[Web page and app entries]
______________________________

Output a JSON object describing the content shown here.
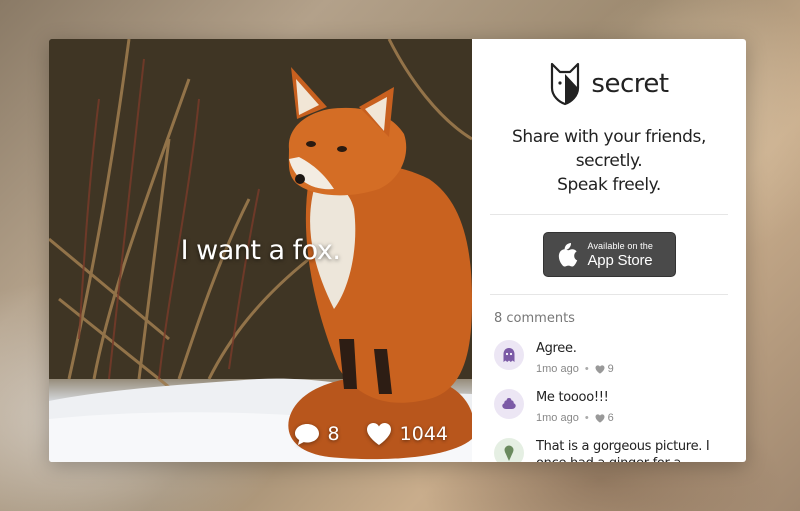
{
  "post": {
    "text": "I want a fox.",
    "comment_count": "8",
    "like_count": "1044"
  },
  "brand": {
    "name": "secret",
    "tagline_line1": "Share with your friends, secretly.",
    "tagline_line2": "Speak freely."
  },
  "app_store": {
    "small_label": "Available on the",
    "big_label": "App Store"
  },
  "comments": {
    "count_label": "8 comments",
    "items": [
      {
        "text": "Agree.",
        "time": "1mo ago",
        "likes": "9",
        "avatar_color": "#ece6f4",
        "avatar_fg": "#7b5aa6",
        "avatar_icon": "ghost-icon"
      },
      {
        "text": "Me toooo!!!",
        "time": "1mo ago",
        "likes": "6",
        "avatar_color": "#ece6f4",
        "avatar_fg": "#7b5aa6",
        "avatar_icon": "swirl-icon"
      },
      {
        "text": "That is a gorgeous picture. I once had a ginger for a girlfriend once... Quite foxy.",
        "time": "1mo ago",
        "likes": "",
        "avatar_color": "#e5efe3",
        "avatar_fg": "#6a8a5e",
        "avatar_icon": "ice-cream-icon"
      }
    ]
  }
}
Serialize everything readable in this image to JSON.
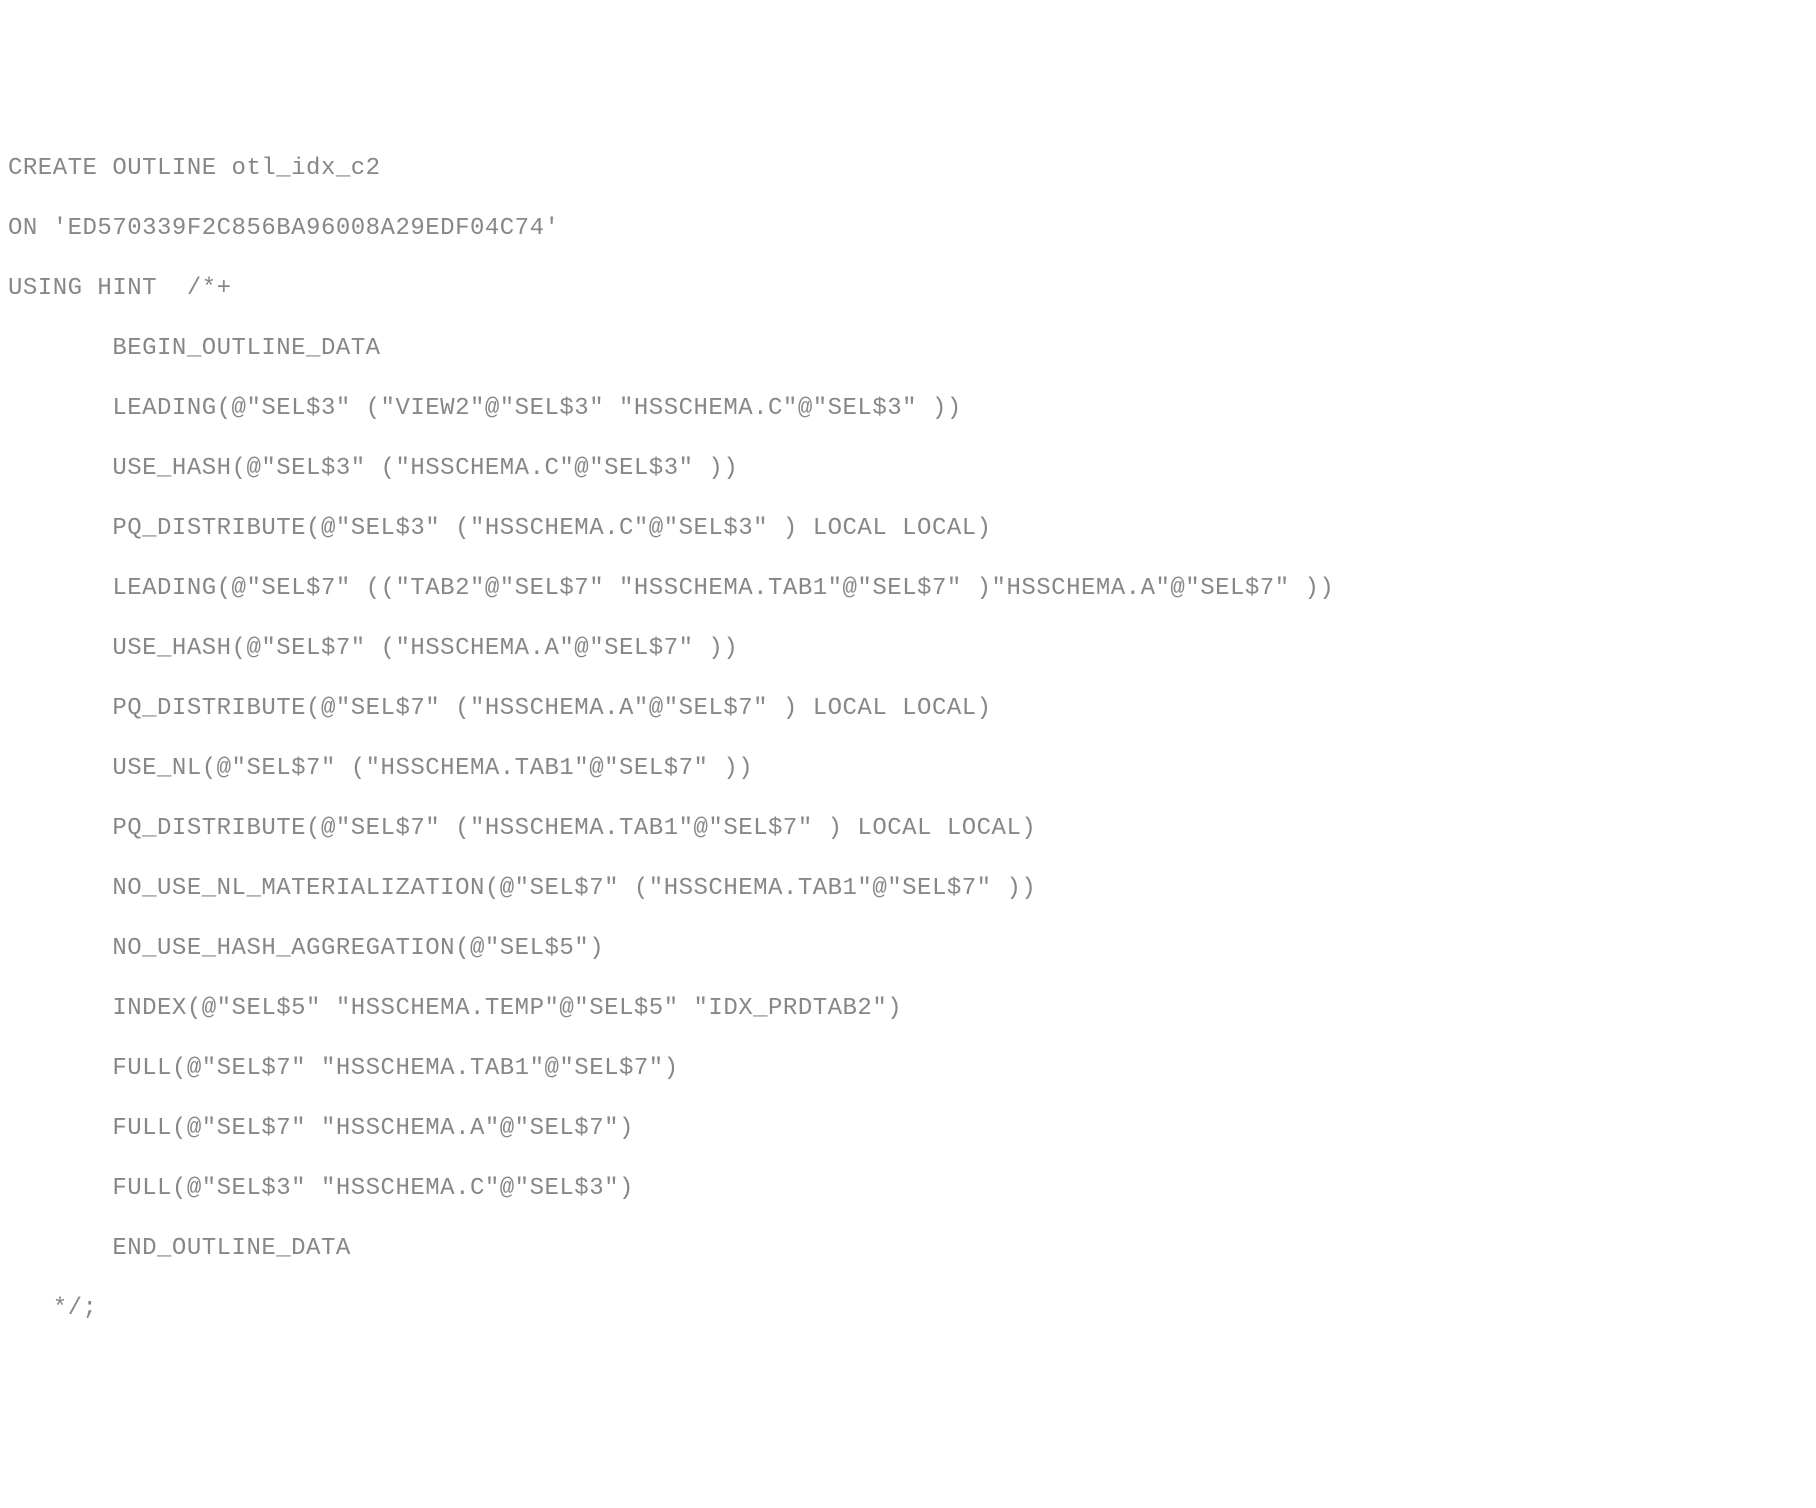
{
  "code": {
    "line1": "CREATE OUTLINE otl_idx_c2",
    "line2": "ON 'ED570339F2C856BA96008A29EDF04C74'",
    "line3": "USING HINT  /*+",
    "line4": "       BEGIN_OUTLINE_DATA",
    "line5": "       LEADING(@\"SEL$3\" (\"VIEW2\"@\"SEL$3\" \"HSSCHEMA.C\"@\"SEL$3\" ))",
    "line6": "       USE_HASH(@\"SEL$3\" (\"HSSCHEMA.C\"@\"SEL$3\" ))",
    "line7": "       PQ_DISTRIBUTE(@\"SEL$3\" (\"HSSCHEMA.C\"@\"SEL$3\" ) LOCAL LOCAL)",
    "line8": "       LEADING(@\"SEL$7\" ((\"TAB2\"@\"SEL$7\" \"HSSCHEMA.TAB1\"@\"SEL$7\" )\"HSSCHEMA.A\"@\"SEL$7\" ))",
    "line9": "       USE_HASH(@\"SEL$7\" (\"HSSCHEMA.A\"@\"SEL$7\" ))",
    "line10": "       PQ_DISTRIBUTE(@\"SEL$7\" (\"HSSCHEMA.A\"@\"SEL$7\" ) LOCAL LOCAL)",
    "line11": "       USE_NL(@\"SEL$7\" (\"HSSCHEMA.TAB1\"@\"SEL$7\" ))",
    "line12": "       PQ_DISTRIBUTE(@\"SEL$7\" (\"HSSCHEMA.TAB1\"@\"SEL$7\" ) LOCAL LOCAL)",
    "line13": "       NO_USE_NL_MATERIALIZATION(@\"SEL$7\" (\"HSSCHEMA.TAB1\"@\"SEL$7\" ))",
    "line14": "       NO_USE_HASH_AGGREGATION(@\"SEL$5\")",
    "line15": "       INDEX(@\"SEL$5\" \"HSSCHEMA.TEMP\"@\"SEL$5\" \"IDX_PRDTAB2\")",
    "line16": "       FULL(@\"SEL$7\" \"HSSCHEMA.TAB1\"@\"SEL$7\")",
    "line17": "       FULL(@\"SEL$7\" \"HSSCHEMA.A\"@\"SEL$7\")",
    "line18": "       FULL(@\"SEL$3\" \"HSSCHEMA.C\"@\"SEL$3\")",
    "line19": "       END_OUTLINE_DATA",
    "line20": "   */;"
  }
}
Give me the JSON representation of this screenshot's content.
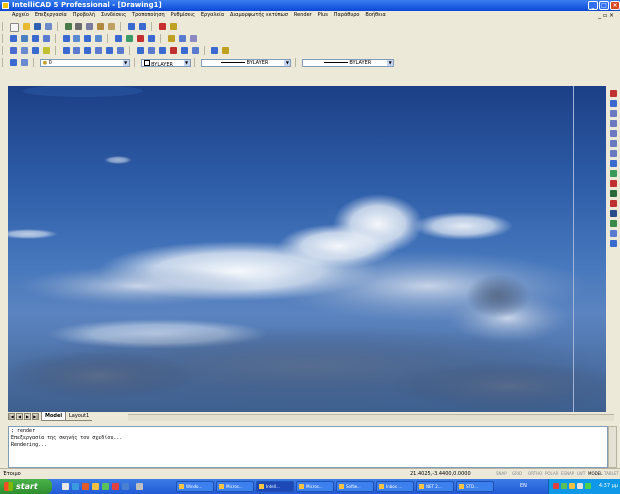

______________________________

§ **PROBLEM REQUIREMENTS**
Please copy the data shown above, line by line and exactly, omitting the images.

§ **YOUR SOLUTION**
Output a JSON object describing the content shown here.
{
  "post": {
    "text": "I want a fox.",
    "comment_count": "8",
    "like_count": "1044"
  },
  "brand": {
    "name": "secret",
    "tagline_line1": "Share with your friends, secretly.",
    "tagline_line2": "Speak freely."
  },
  "app_store": {
    "small_label": "Available on the",
    "big_label": "App Store"
  },
  "comments": {
    "count_label": "8 comments",
    "items": [
      {
        "text": "Agree.",
        "time": "1mo ago",
        "likes": "9",
        "avatar_color": "#ece6f4",
        "avatar_fg": "#7b5aa6",
        "avatar_icon": "ghost-icon"
      },
      {
        "text": "Me toooo!!!",
        "time": "1mo ago",
        "likes": "6",
        "avatar_color": "#ece6f4",
        "avatar_fg": "#7b5aa6",
        "avatar_icon": "swirl-icon"
      },
      {
        "text": "That is a gorgeous picture. I once had a ginger for a girlfriend once... Quite foxy.",
        "time": "1mo ago",
        "likes": "",
        "avatar_color": "#e5efe3",
        "avatar_fg": "#6a8a5e",
        "avatar_icon": "ice-cream-icon"
      }
    ]
  }
}
Serialize everything readable in this image to JSON.
{
  "code": {
    "line1": "CREATE OUTLINE otl_idx_c2",
    "line2": "ON 'ED570339F2C856BA96008A29EDF04C74'",
    "line3": "USING HINT  /*+",
    "line4": "       BEGIN_OUTLINE_DATA",
    "line5": "       LEADING(@\"SEL$3\" (\"VIEW2\"@\"SEL$3\" \"HSSCHEMA.C\"@\"SEL$3\" ))",
    "line6": "       USE_HASH(@\"SEL$3\" (\"HSSCHEMA.C\"@\"SEL$3\" ))",
    "line7": "       PQ_DISTRIBUTE(@\"SEL$3\" (\"HSSCHEMA.C\"@\"SEL$3\" ) LOCAL LOCAL)",
    "line8": "       LEADING(@\"SEL$7\" ((\"TAB2\"@\"SEL$7\" \"HSSCHEMA.TAB1\"@\"SEL$7\" )\"HSSCHEMA.A\"@\"SEL$7\" ))",
    "line9": "       USE_HASH(@\"SEL$7\" (\"HSSCHEMA.A\"@\"SEL$7\" ))",
    "line10": "       PQ_DISTRIBUTE(@\"SEL$7\" (\"HSSCHEMA.A\"@\"SEL$7\" ) LOCAL LOCAL)",
    "line11": "       USE_NL(@\"SEL$7\" (\"HSSCHEMA.TAB1\"@\"SEL$7\" ))",
    "line12": "       PQ_DISTRIBUTE(@\"SEL$7\" (\"HSSCHEMA.TAB1\"@\"SEL$7\" ) LOCAL LOCAL)",
    "line13": "       NO_USE_NL_MATERIALIZATION(@\"SEL$7\" (\"HSSCHEMA.TAB1\"@\"SEL$7\" ))",
    "line14": "       NO_USE_HASH_AGGREGATION(@\"SEL$5\")",
    "line15": "       INDEX(@\"SEL$5\" \"HSSCHEMA.TEMP\"@\"SEL$5\" \"IDX_PRDTAB2\")",
    "line16": "       FULL(@\"SEL$7\" \"HSSCHEMA.TAB1\"@\"SEL$7\")",
    "line17": "       FULL(@\"SEL$7\" \"HSSCHEMA.A\"@\"SEL$7\")",
    "line18": "       FULL(@\"SEL$3\" \"HSSCHEMA.C\"@\"SEL$3\")",
    "line19": "       END_OUTLINE_DATA",
    "line20": "   */;"
  }
}
Give me the JSON representation of this screenshot's content.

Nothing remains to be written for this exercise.